Exercise aim -
Check each line below for the word "readout", and copy those that have it.

Supplied data -
════════════════

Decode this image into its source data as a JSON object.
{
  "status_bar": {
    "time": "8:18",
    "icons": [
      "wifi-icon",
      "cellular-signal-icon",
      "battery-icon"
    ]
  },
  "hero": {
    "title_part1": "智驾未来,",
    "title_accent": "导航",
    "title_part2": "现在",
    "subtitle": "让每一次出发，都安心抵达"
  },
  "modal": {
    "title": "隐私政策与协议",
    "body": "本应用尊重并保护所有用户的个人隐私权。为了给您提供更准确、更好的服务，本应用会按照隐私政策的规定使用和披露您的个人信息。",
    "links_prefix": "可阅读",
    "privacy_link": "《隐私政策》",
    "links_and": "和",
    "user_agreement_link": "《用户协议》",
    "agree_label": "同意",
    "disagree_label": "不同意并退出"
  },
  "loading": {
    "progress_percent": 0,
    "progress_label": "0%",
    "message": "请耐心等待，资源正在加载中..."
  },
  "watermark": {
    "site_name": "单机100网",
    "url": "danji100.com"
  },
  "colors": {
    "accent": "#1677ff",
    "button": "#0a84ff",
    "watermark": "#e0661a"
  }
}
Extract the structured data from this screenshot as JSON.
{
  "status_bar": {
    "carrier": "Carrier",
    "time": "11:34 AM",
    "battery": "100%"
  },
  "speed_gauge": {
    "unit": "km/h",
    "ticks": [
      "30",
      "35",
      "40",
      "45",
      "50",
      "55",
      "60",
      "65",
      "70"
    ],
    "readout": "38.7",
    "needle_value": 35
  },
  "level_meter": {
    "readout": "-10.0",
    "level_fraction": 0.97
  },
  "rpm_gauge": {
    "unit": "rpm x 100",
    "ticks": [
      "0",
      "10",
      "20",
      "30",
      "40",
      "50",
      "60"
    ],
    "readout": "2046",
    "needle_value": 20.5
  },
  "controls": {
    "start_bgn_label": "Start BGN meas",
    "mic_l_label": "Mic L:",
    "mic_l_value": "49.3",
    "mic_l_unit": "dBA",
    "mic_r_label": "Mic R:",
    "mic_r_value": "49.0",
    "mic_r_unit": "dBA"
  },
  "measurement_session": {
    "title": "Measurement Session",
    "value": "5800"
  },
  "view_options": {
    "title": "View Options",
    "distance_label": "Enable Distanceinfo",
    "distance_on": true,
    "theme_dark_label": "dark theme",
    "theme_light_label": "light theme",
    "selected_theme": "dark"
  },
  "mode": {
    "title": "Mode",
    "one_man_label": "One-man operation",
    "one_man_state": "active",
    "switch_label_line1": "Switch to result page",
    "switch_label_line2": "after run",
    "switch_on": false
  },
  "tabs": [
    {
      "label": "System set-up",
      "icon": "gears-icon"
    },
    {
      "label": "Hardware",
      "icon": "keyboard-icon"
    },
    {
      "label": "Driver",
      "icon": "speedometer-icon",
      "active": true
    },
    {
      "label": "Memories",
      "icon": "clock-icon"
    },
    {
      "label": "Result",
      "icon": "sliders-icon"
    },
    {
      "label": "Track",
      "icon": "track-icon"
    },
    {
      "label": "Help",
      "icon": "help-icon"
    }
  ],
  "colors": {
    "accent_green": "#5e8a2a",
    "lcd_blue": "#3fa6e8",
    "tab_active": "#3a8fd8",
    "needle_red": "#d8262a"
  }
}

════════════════

Solved exercise -
    "readout": "38.7",
    "readout": "-10.0",
    "readout": "2046",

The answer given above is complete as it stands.